The marketing video has received a generally negative response from open source pundits, with many concluding that Microsoft is validating OpenOffice.org as a viable alternative to Microsoft Office.
But considering the 90 percent-plus share Microsoft Office has in the office productivity market, why would Microsoft validate OpenOffice.org?
At this level of market share, it's virtually impossible for Microsoft to grow its Office business unit revenue faster than the rate at which new businesses are added to the global marketplace. Eastern European countries present attractive growth opportunities -- likely the largest outside of China, India, and Brazil. Given that fact, it's not surprising that the overwhelming majority of businesses quoted in the video are from growing economies in Europe, largely from Eastern European countries such as Russia, Turkey, Poland, and Ukraine. Not a single quote is from a U.S.-headquartered company. In fact, the only North American quotes are from two school districts, which are rarely examples of effective IT.

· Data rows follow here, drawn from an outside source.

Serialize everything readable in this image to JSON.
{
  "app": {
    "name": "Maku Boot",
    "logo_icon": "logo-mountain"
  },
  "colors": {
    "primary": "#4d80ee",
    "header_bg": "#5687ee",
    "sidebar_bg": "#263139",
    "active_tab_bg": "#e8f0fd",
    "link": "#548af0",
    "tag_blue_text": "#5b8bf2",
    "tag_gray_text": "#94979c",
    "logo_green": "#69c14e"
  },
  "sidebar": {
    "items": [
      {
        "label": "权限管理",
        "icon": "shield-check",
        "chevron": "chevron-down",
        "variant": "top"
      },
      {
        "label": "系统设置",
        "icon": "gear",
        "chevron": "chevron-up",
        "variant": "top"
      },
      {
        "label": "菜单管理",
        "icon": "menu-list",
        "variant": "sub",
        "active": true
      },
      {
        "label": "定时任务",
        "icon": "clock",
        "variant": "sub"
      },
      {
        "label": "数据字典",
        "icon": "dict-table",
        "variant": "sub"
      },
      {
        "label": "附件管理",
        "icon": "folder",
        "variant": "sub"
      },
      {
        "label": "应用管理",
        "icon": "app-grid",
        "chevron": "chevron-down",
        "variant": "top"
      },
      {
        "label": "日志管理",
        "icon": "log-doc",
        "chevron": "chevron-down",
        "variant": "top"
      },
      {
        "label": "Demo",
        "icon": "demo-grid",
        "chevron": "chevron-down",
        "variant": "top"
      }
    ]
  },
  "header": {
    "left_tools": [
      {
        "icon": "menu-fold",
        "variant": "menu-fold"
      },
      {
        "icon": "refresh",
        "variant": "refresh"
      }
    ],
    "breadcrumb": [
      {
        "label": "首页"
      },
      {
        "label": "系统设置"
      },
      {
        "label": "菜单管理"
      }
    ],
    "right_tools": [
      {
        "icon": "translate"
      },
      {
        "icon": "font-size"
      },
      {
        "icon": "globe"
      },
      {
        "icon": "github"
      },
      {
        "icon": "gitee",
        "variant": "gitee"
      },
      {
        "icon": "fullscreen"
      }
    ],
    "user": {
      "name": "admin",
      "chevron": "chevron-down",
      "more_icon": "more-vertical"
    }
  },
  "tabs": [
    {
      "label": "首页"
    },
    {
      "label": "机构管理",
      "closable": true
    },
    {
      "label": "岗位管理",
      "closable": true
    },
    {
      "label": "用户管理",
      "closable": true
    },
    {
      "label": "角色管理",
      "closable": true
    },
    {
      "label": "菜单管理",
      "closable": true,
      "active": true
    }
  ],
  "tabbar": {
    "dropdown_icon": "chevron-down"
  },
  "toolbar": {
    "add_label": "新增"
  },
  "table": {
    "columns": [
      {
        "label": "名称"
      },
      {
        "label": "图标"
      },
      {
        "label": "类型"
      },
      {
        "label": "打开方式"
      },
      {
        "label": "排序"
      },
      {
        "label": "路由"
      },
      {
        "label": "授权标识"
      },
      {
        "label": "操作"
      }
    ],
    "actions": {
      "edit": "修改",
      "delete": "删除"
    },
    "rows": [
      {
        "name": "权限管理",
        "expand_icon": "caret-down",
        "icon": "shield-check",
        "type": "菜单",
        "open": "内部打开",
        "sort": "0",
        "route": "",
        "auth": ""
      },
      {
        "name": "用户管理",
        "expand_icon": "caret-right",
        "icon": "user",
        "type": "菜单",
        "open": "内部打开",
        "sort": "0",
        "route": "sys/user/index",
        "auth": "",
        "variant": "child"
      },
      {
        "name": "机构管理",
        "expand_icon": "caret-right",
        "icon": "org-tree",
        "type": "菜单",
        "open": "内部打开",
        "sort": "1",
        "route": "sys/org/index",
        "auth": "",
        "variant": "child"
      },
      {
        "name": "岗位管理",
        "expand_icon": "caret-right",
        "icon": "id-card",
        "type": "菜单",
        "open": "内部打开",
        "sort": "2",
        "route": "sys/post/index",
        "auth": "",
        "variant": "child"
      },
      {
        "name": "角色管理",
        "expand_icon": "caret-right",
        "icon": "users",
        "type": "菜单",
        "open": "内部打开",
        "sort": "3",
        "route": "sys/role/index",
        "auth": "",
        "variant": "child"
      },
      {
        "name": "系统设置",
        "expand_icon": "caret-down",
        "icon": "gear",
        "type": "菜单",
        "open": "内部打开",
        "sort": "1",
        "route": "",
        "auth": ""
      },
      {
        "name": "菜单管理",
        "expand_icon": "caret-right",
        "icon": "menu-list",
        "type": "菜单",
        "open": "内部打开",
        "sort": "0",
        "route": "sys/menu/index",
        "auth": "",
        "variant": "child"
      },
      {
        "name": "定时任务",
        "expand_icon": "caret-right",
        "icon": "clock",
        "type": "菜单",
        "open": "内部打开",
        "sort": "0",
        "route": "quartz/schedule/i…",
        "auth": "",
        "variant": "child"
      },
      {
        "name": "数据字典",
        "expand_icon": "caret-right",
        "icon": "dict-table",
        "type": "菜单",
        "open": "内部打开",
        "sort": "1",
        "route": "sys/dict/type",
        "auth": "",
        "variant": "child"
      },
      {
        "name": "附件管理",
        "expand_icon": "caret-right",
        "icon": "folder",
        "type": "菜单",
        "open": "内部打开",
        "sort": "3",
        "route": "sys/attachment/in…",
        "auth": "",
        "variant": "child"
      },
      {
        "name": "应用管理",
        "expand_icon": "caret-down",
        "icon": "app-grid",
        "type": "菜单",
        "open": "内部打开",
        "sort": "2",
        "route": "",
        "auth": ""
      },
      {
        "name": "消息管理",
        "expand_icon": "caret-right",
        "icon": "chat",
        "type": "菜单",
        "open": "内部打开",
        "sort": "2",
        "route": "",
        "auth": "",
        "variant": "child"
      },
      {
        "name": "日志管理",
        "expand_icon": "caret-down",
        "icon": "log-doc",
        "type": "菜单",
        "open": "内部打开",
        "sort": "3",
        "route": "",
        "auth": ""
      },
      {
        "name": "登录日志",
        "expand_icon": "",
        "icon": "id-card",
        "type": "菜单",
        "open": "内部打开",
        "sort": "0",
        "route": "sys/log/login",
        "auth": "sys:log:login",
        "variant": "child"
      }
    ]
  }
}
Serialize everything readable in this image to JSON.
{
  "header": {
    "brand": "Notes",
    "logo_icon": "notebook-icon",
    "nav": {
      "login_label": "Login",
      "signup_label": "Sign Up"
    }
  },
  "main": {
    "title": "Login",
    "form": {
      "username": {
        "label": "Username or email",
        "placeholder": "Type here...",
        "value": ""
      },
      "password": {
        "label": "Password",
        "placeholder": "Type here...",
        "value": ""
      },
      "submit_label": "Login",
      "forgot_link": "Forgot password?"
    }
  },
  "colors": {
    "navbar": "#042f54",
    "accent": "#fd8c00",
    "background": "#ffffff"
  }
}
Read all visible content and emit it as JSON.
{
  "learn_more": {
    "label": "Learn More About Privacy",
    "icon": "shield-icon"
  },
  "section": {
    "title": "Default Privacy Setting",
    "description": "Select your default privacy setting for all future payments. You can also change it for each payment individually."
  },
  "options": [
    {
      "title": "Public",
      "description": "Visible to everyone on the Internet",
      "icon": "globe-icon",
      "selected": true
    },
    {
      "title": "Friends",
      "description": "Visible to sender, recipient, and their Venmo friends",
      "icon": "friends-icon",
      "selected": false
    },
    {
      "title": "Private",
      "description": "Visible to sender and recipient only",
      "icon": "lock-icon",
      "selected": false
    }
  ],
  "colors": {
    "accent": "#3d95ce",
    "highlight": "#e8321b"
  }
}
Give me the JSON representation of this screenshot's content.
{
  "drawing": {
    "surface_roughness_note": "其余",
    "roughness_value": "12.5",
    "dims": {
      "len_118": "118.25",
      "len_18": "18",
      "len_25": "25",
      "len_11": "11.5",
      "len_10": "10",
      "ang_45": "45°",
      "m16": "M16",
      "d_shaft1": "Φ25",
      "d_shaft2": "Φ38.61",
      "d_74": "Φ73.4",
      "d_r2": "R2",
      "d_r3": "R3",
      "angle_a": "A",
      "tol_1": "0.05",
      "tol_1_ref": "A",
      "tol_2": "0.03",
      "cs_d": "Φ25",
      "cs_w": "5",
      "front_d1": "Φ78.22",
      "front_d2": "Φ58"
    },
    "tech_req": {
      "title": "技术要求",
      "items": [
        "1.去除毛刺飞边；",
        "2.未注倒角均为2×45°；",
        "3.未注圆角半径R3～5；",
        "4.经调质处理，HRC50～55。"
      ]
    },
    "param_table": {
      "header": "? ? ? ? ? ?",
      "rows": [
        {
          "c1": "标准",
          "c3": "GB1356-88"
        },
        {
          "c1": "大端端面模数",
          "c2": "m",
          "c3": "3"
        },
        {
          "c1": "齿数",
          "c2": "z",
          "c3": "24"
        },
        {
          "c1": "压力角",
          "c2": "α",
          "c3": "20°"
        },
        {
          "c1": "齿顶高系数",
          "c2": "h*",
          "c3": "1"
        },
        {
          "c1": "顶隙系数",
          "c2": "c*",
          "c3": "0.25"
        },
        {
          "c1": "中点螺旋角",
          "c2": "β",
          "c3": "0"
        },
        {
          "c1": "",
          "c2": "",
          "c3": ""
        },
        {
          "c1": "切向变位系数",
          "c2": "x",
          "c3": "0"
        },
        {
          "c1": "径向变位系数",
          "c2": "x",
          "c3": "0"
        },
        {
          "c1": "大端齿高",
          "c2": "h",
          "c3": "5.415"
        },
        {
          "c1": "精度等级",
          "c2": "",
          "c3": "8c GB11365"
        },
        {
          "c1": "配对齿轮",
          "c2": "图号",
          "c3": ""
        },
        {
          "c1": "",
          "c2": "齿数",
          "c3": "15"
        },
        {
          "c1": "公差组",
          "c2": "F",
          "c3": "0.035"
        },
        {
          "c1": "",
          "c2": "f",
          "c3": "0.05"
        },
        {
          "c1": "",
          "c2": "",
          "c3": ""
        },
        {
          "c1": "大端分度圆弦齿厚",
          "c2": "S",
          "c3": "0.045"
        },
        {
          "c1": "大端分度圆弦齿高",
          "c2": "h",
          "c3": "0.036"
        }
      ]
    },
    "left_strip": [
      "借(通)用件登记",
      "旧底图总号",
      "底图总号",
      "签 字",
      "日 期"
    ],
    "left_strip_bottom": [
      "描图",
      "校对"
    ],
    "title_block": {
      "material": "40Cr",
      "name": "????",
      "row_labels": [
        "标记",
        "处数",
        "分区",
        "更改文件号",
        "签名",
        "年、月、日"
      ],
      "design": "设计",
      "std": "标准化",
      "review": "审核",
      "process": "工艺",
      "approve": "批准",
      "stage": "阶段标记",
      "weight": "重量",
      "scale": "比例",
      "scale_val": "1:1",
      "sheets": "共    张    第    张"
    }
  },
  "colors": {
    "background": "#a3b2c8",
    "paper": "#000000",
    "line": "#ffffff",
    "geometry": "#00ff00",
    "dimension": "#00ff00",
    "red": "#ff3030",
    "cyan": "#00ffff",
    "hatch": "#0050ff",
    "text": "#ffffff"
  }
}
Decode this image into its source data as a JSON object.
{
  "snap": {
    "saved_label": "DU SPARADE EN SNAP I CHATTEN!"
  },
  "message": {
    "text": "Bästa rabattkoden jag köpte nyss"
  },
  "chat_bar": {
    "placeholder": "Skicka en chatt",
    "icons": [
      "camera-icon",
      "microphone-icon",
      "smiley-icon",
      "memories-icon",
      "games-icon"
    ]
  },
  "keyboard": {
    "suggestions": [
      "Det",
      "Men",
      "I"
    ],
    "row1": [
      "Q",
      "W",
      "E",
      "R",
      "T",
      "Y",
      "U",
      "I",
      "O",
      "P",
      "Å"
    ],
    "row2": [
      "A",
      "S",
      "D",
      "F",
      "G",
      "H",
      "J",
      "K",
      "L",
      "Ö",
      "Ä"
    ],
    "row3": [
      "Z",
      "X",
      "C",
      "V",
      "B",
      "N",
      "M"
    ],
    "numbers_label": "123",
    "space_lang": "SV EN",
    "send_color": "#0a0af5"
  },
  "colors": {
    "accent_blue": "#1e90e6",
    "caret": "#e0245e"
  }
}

Enterprises in emerging markets can make greenfield technology decisions -- not typically possible in the established North American and Western European markets. Emerging markets also have fewer employees with established Microsoft Office skills. These enterprises are also more willing to consider open source software, especially when initial cost of acquisition is a critical software decision criterion. That's the threat Microsoft is trying to head off with fake-outs such as this video.
Emerging markets are so important to the future of Microsoft Office's revenue stream that Microsoft is willing to validate OpenOffice.org as a competitor in the eyes of existing Microsoft Office customers in the West. This must have been an explicit strategic decision by the Microsoft Office division.
The reality is that North American and Western European companies are already using Microsoft Office, with employees possessing Microsoft Office skills, so they face several barriers to leaving the Microsoft Office ecosystem. The cost of migration, training, and interoperability often counterbalance the costs savings of using a Microsoft Office alternative. In essence, Microsoft is betting that existing customers will, by in large, remain customers and that the real competitive environment is the set of new enterprises in emerging markets.
IT decision-makers in both the West and in emerging markets should understand a vendor's business strategy before evaluating the vendor's marketing and product offerings. This recommendation couldn't hold truer than when evaluating marketing materials from the Microsoft Office division.
This article, "Microsoft's fake validation of OpenOffice.org," was originally published at InfoWorld.com. Read more of Rodrigues et al.'s Open Sources blog and follow the latest developments in open source at InfoWorld.com.